Since you do not practice law for the firm, are not a partner or stockholder of the firm, and are not an employee of the firm, we do not believe you have a contractual relationship with the clients of the firm (some of whom could be property owners involved in some stage of condemnation matters with the Department), as discussed in CEO 88-63, 80-79, and other opinions. Rather, we believe that your relationship with the firm constitutes an "of counsel" status within the reasoning of CEO 74-55 whereby you do not have a contractual relationship with the firm's clients by virtue of being a "member" of the firm. Further, we find that the clients of the firm involved in condemnation matters, even if you had a contractual relationship with them, are not doing business with the Department, because a public taking of property lacks the true voluntariness of agreement necessary to constitute "doing business." See CEO 78-8 and CEO 76-7. In addition, even if you were deemed to have a contractual relationship with the firm's eminent domain clients, and even if the clients were deemed to be doing business with or subject to the regulation of the Department, the Department is not your agency, but, rather, an executive department of State government separate and distinct from the Commission, under the Code of Ethics definition of "agency" which provides:

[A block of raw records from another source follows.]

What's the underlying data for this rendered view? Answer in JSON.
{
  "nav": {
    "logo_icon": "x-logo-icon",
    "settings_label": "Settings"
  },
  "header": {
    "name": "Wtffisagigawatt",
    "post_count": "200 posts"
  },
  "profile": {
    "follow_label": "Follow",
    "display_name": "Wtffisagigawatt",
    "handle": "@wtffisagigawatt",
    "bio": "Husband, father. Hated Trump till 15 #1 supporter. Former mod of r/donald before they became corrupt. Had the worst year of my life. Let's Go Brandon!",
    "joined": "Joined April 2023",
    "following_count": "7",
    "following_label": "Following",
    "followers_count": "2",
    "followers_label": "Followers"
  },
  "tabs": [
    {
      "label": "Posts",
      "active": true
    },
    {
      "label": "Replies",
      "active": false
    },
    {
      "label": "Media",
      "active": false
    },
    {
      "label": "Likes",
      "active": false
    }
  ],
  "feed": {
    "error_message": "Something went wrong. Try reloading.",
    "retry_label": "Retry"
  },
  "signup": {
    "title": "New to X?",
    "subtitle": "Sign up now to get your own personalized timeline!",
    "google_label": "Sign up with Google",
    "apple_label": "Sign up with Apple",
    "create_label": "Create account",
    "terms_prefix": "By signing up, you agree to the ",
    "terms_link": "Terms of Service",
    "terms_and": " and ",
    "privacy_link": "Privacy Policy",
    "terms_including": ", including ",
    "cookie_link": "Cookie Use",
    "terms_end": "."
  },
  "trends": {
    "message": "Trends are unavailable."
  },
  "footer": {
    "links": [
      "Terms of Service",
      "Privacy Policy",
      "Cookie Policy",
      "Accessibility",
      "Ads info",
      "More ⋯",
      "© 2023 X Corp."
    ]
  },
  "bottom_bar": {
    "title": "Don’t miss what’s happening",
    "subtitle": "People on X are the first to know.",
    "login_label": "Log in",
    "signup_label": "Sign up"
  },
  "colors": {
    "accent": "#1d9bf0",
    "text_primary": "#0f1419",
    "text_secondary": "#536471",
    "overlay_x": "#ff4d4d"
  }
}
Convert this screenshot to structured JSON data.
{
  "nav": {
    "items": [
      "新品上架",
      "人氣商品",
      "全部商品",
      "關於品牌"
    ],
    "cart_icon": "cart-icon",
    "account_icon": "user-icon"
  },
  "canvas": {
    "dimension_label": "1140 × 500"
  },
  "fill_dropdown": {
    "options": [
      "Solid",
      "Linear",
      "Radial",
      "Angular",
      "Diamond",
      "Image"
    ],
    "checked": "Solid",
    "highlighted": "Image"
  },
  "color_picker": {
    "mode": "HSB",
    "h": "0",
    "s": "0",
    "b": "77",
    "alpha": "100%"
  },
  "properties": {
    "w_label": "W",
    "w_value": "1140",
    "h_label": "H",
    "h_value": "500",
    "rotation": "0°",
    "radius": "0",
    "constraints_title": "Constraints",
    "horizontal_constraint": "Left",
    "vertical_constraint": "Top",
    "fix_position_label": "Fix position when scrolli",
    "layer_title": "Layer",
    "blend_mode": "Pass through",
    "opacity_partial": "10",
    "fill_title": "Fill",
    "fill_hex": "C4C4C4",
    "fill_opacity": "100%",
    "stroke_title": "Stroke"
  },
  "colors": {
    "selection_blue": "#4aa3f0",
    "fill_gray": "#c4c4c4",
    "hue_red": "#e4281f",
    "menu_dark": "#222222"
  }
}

'Agency' means any state, regional, county, local or municipal government entity of this state, whether executive, judicial, or legislative; any department, division, bureau, commission, authority, or political subdivision of this state therein; or any public school, community college, or state university. [Section 112.312(2), Florida Statutes.]
We therefore find no prohibited conflict under the first provision of Section 112.313(7)(a).
In order for a prohibited conflict to be present under the second provision of Section 112.313(7)(a), the public officer or employee must have public duties of a nature and extent such that the officer or employee could be tempted to compromise those duties in favor of his private interests. See Zerweck v. State Commission on Ethics, 409 So.2d 57 (Fla. 4th DCA 1982). We find that your public duties, as represented by you in this opinion's factual recital, do not constitute such duties. The statutory admonition to the Commission to not involve itself in the day-to-day functions of the Department, its inability to affect or influence the outcome of particular condemnation proceedings, its inability to select specific transportation routes, its lack of budgetary or personnel control over the Department (the separate agency whose actions actually have the potential to affect eminent domain clients of the firm), and its role as a body which suggests and evaluates matters of broad policy all point to the duties of the Commission being of the type which are not susceptible to compromise in favor of clients of the firm.
Further, since you would not personally be representing clients, and since you are not a partner or associate of the law firm, we find that your serving on the Commission would not necessitate your filing our Form 2 (Quarterly Client Disclosure) regarding clients represented for a fee or commission at the State level of government. See Section 112.3145(4), Florida Statutes, and CEO 74-55.
Accordingly, under the factual scenario contained herein, we find that a prohibited conflict of interests would not be created were you to be confirmed to and serve on the Florida Transportation Commission while having an "of counsel" relationship with a law firm which represents eminent domain clients involved in actions or proceedings of the Department of Transportation.